== Your task ==
The answer must consist of each line below that holds the word "this", copied as it stands.
----------
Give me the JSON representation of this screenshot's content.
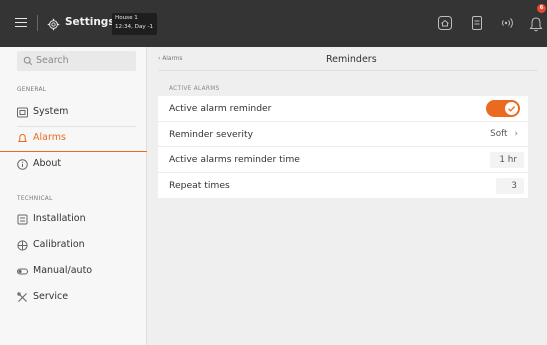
{
  "topbar": {
    "title": "Settings",
    "house_name": "House 1",
    "house_time": "12:34, Day -1",
    "notification_count": "6",
    "colors": {
      "bar": "#343434",
      "badge": "#e84a2f"
    },
    "icons": [
      "menu-icon",
      "gear-icon",
      "home-icon",
      "tablet-icon",
      "wireless-icon",
      "bell-icon"
    ]
  },
  "sidebar": {
    "search_placeholder": "Search",
    "general_heading": "GENERAL",
    "technical_heading": "TECHNICAL",
    "general_items": [
      {
        "label": "System",
        "icon": "system-icon"
      },
      {
        "label": "Alarms",
        "icon": "bell-icon",
        "active": true
      },
      {
        "label": "About",
        "icon": "info-icon"
      }
    ],
    "technical_items": [
      {
        "label": "Installation",
        "icon": "installation-icon"
      },
      {
        "label": "Calibration",
        "icon": "calibration-icon"
      },
      {
        "label": "Manual/auto",
        "icon": "toggle-icon"
      },
      {
        "label": "Service",
        "icon": "tools-icon"
      }
    ],
    "accent_color": "#ea6b1f"
  },
  "main": {
    "back_label": "Alarms",
    "title": "Reminders",
    "section_label": "ACTIVE ALARMS",
    "rows": [
      {
        "label": "Active alarm reminder",
        "type": "toggle",
        "on": true
      },
      {
        "label": "Reminder severity",
        "type": "select",
        "value": "Soft"
      },
      {
        "label": "Active alarms reminder time",
        "type": "value",
        "value": "1 hr"
      },
      {
        "label": "Repeat times",
        "type": "value",
        "value": "3"
      }
    ]
  }
}
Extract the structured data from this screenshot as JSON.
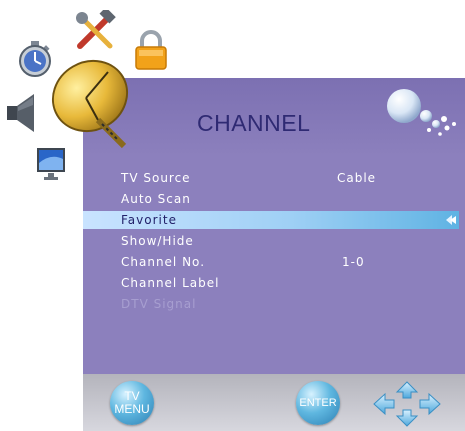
{
  "menu": {
    "title": "CHANNEL",
    "items": [
      {
        "label": "TV Source",
        "value": "Cable",
        "state": "normal"
      },
      {
        "label": "Auto Scan",
        "value": "",
        "state": "normal"
      },
      {
        "label": "Favorite",
        "value": "",
        "state": "selected"
      },
      {
        "label": "Show/Hide",
        "value": "",
        "state": "normal"
      },
      {
        "label": "Channel No.",
        "value": "1-0",
        "state": "normal"
      },
      {
        "label": "Channel Label",
        "value": "",
        "state": "normal"
      },
      {
        "label": "DTV Signal",
        "value": "",
        "state": "disabled"
      }
    ]
  },
  "footer": {
    "menu_button_top": "TV",
    "menu_button_bottom": "MENU",
    "enter_button": "ENTER"
  },
  "side_icons": [
    "timer-icon",
    "tools-icon",
    "lock-icon",
    "speaker-icon",
    "monitor-icon",
    "satellite-dish-icon"
  ],
  "colors": {
    "panel": "#8c80bd",
    "title": "#2f2a73",
    "highlight": "#9fd0f5",
    "button": "#3a8fc4",
    "footer": "#c6c6cd"
  }
}
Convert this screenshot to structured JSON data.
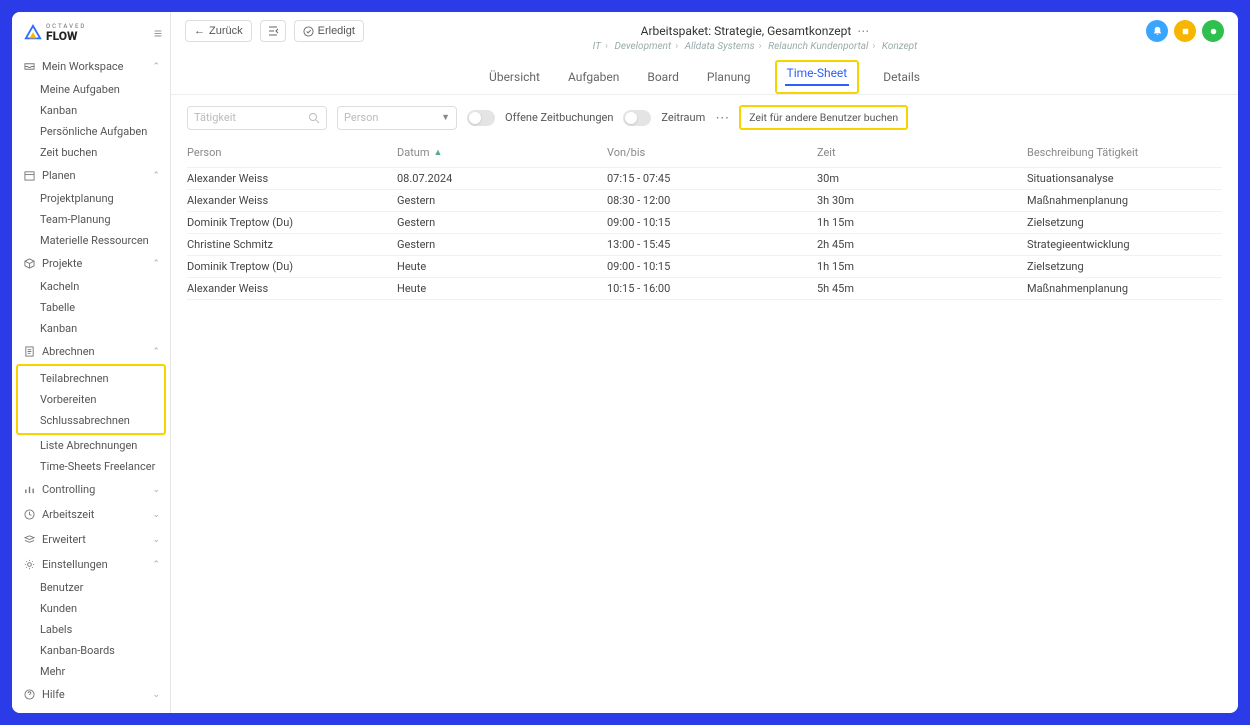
{
  "brand": {
    "top": "OCTAVED",
    "bottom": "FLOW"
  },
  "topButtons": {
    "back": "Zurück",
    "done": "Erledigt"
  },
  "header": {
    "title": "Arbeitspaket: Strategie, Gesamtkonzept",
    "breadcrumb": [
      "IT",
      "Development",
      "Alldata Systems",
      "Relaunch Kundenportal",
      "Konzept"
    ]
  },
  "tabs": [
    "Übersicht",
    "Aufgaben",
    "Board",
    "Planung",
    "Time-Sheet",
    "Details"
  ],
  "activeTab": "Time-Sheet",
  "filters": {
    "activityPh": "Tätigkeit",
    "personPh": "Person",
    "openLabel": "Offene Zeitbuchungen",
    "rangeLabel": "Zeitraum",
    "otherUser": "Zeit für andere Benutzer buchen"
  },
  "columns": {
    "person": "Person",
    "date": "Datum",
    "range": "Von/bis",
    "time": "Zeit",
    "desc": "Beschreibung Tätigkeit"
  },
  "rows": [
    {
      "person": "Alexander Weiss",
      "date": "08.07.2024",
      "range": "07:15 - 07:45",
      "time": "30m",
      "desc": "Situationsanalyse"
    },
    {
      "person": "Alexander Weiss",
      "date": "Gestern",
      "range": "08:30 - 12:00",
      "time": "3h 30m",
      "desc": "Maßnahmenplanung"
    },
    {
      "person": "Dominik Treptow (Du)",
      "date": "Gestern",
      "range": "09:00 - 10:15",
      "time": "1h 15m",
      "desc": "Zielsetzung"
    },
    {
      "person": "Christine Schmitz",
      "date": "Gestern",
      "range": "13:00 - 15:45",
      "time": "2h 45m",
      "desc": "Strategieentwicklung"
    },
    {
      "person": "Dominik Treptow (Du)",
      "date": "Heute",
      "range": "09:00 - 10:15",
      "time": "1h 15m",
      "desc": "Zielsetzung"
    },
    {
      "person": "Alexander Weiss",
      "date": "Heute",
      "range": "10:15 - 16:00",
      "time": "5h 45m",
      "desc": "Maßnahmenplanung"
    }
  ],
  "sidebar": [
    {
      "label": "Mein Workspace",
      "icon": "inbox",
      "open": true,
      "items": [
        "Meine Aufgaben",
        "Kanban",
        "Persönliche Aufgaben",
        "Zeit buchen"
      ]
    },
    {
      "label": "Planen",
      "icon": "calendar",
      "open": true,
      "items": [
        "Projektplanung",
        "Team-Planung",
        "Materielle Ressourcen"
      ]
    },
    {
      "label": "Projekte",
      "icon": "cube",
      "open": true,
      "items": [
        "Kacheln",
        "Tabelle",
        "Kanban"
      ]
    },
    {
      "label": "Abrechnen",
      "icon": "doc",
      "open": true,
      "highlightStart": 0,
      "highlightEnd": 2,
      "items": [
        "Teilabrechnen",
        "Vorbereiten",
        "Schlussabrechnen",
        "Liste Abrechnungen",
        "Time-Sheets Freelancer"
      ]
    },
    {
      "label": "Controlling",
      "icon": "bars",
      "open": false,
      "items": []
    },
    {
      "label": "Arbeitszeit",
      "icon": "clock",
      "open": false,
      "items": []
    },
    {
      "label": "Erweitert",
      "icon": "stack",
      "open": false,
      "items": []
    },
    {
      "label": "Einstellungen",
      "icon": "gear",
      "open": true,
      "items": [
        "Benutzer",
        "Kunden",
        "Labels",
        "Kanban-Boards",
        "Mehr"
      ]
    },
    {
      "label": "Hilfe",
      "icon": "help",
      "open": false,
      "items": []
    }
  ]
}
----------
== Task response ==
Give me the JSON representation of this screenshot's content.
Extract the structured data from this screenshot as JSON.
Convert this screenshot to structured JSON data.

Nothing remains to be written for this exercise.